  34. It is not unlikely that the active principles of curare (or woorari) may be methyl compounds similar to those which have been artificially prepared, such as methyl strychnine and methyl brucine, both of which have a curare-like action.

  35. Atropine or curare have no influence on the heart thus poisoned.

  36. The only explanation of this is that curare does not act centrally, but paralyses the intramuscular ends of the motor nerves.

  37. Only curare and its congeners have this effect.

  38. Commercial curare is a black, shining, resinoid mass, about 83 per cent.

  39. Couty considers that curare must not be regarded as entirely destitute of a "convulsant" action, nor of an action on the central nervous system.

  40. The action of small doses of curare is not, however, limited to the spinal cord.

  41. Quite recently the preparations of iodine-natron, when administered in certain proportions, have been recognized as antidotes; dissolved with the curare they seem entirely to obviate its evil effects.

  42. As the curare is not to be procured in Rio, but comes thither from the northern province of Para, where the natives procure it from the sap of the Strychnos toxifera, Dr.

  43. This is done when curare is given, for then not the slightest movement of the tortured animal can disturb the delicate instruments which are attached to it.

  44. Curare is the arrow-poison of certain tribes of South American Indians.

  45. We may therefore assume that every case wherein only curare and morphia were used--how many there were we do not know--implied torment for the wretched victims.

  46. University of Oxford, was examined before the late Royal Commission on Vivisection, he testified that under curare an animal could not even blink an eye, so complete is the immobility produced by this drug.

  47. The object of giving curare is to stop all reflex movements.

  48. We should have been very glad if the author had stated in his book the precise experiments in which curare and morphia were employed.

  49. What is the object of giving curare when you are going to give an anaesthetic?

  50. Now, these drugs are not anaesthetics, and curare especially is only used when it is desired to keep the vivisected creature incapable of any movement--no matter what degree of torment it may be suffering.

  51. Curare is a poison which the natives on the banks of the Amazon prepare from a bind-weed of the strychnia family.

  52. Curare dissolves in water, and a solution of a few centigrams injected under the skin of a dog, a cat, a rabbit, will bring about the death of the animal in a few minutes.

  53. It is impossible, therefore, to say that curare replaces anaesthetics, because curare is not an anaesthetic.

  54. On those rare occasions when curare is used, and the occasions are very rare indeed, and year by year they become rarer, a volatile anaesthetic such as chloroform or A.

  55. To Claude Bernard we owe the use of curare in physiological experimentation.

  56. Curare is an Indian arrow poison which absolutely prevents all muscular movement.

  57. I find it stated by several writers that curare has no influence on sarcode or protoplasm, and we have seen that, though curare excites some degree of inflection, it causes very little aggregation of the protoplasm.

  58. Yet curare caused very little aggregation in the cells of the tentacles, whereas nicotine and sulphate of quinine induced strongly marked aggregation down their bases.

  59. It follows from these several facts that a solution of curare induces a very moderate degree of inflection, and this may perhaps be due to the presence of a minute quantity of albumen.

  60. The above list will hopefully give you a few useful examples demonstrating the appropriate usage of "curare" in a variety of sentences.

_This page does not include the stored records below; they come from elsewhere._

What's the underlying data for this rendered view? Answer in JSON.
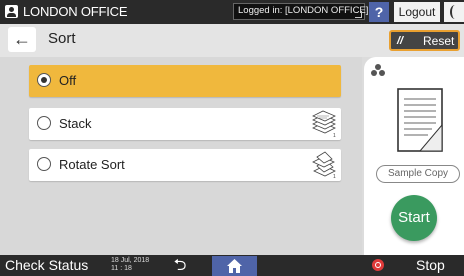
{
  "topbar": {
    "office": "LONDON OFFICE",
    "login_status": "Logged in: [LONDON OFFICE]",
    "help_label": "?",
    "logout_label": "Logout"
  },
  "header": {
    "back_label": "←",
    "title": "Sort",
    "reset_label": "Reset"
  },
  "options": [
    {
      "label": "Off",
      "selected": true
    },
    {
      "label": "Stack",
      "selected": false
    },
    {
      "label": "Rotate Sort",
      "selected": false
    }
  ],
  "right_panel": {
    "sample_copy_label": "Sample Copy",
    "start_label": "Start",
    "start_color": "#3a9a5f"
  },
  "bottombar": {
    "check_status_label": "Check Status",
    "date": "18 Jul, 2018",
    "time": "11 : 18",
    "stop_label": "Stop"
  },
  "colors": {
    "selected_option": "#f0b83d",
    "reset_border": "#e9a030",
    "accent_blue": "#4f64a8"
  }
}
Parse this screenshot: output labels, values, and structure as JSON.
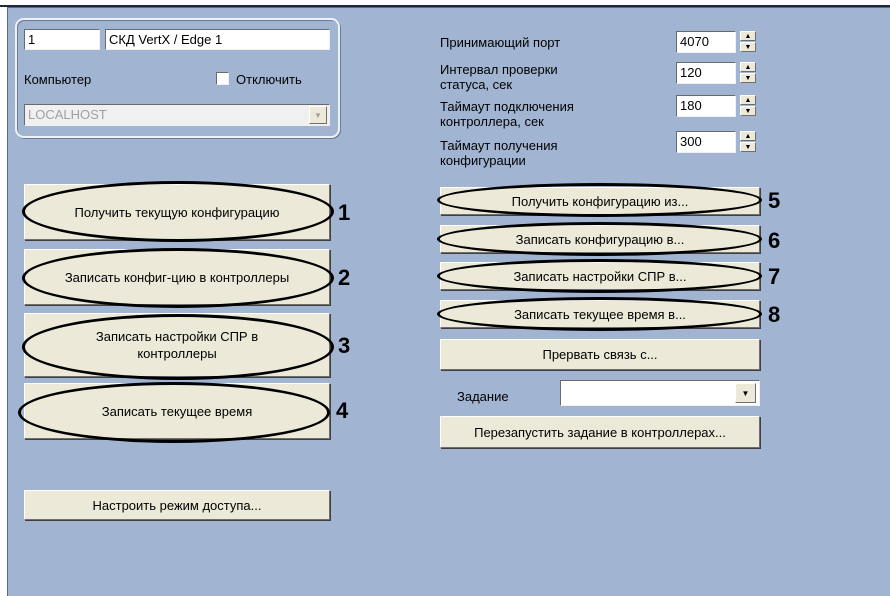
{
  "settings": {
    "id_value": "1",
    "name_value": "СКД VertX / Edge 1",
    "computer_label": "Компьютер",
    "disable_label": "Отключить",
    "computer_value": "LOCALHOST"
  },
  "params": {
    "port_label": "Принимающий порт",
    "port_value": "4070",
    "status_label": "Интервал проверки статуса, сек",
    "status_value": "120",
    "conn_label": "Таймаут подключения контроллера, сек",
    "conn_value": "180",
    "config_label": "Таймаут получения конфигурации",
    "config_value": "300"
  },
  "left_buttons": {
    "b1": "Получить текущую конфигурацию",
    "b2": "Записать конфиг-цию в контроллеры",
    "b3": "Записать настройки СПР в контроллеры",
    "b4": "Записать текущее время",
    "b5": "Настроить режим доступа..."
  },
  "right_buttons": {
    "b1": "Получить конфигурацию из...",
    "b2": "Записать конфигурацию в...",
    "b3": "Записать настройки СПР в...",
    "b4": "Записать текущее время в...",
    "b5": "Прервать связь с..."
  },
  "task": {
    "label": "Задание",
    "value": "",
    "restart_button": "Перезапустить задание в контроллерах..."
  },
  "callouts": [
    "1",
    "2",
    "3",
    "4",
    "5",
    "6",
    "7",
    "8"
  ]
}
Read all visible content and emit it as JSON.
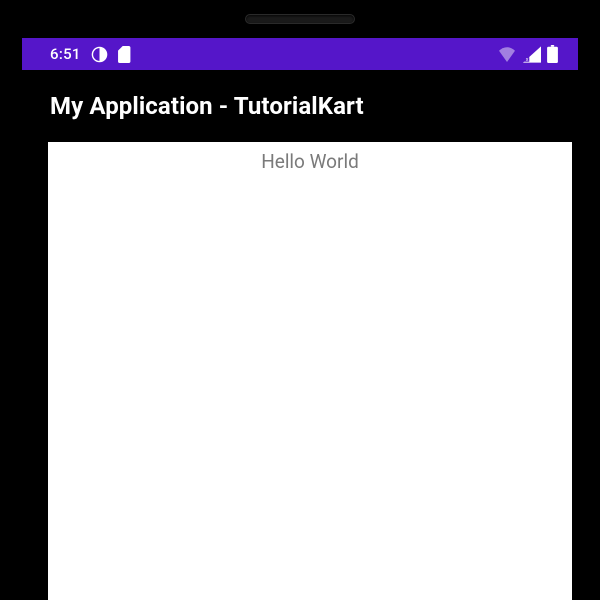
{
  "statusBar": {
    "time": "6:51",
    "accentColor": "#5516C9"
  },
  "appBar": {
    "title": "My Application - TutorialKart"
  },
  "content": {
    "helloText": "Hello World"
  }
}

We hope that you will now be able to make sentences using this word.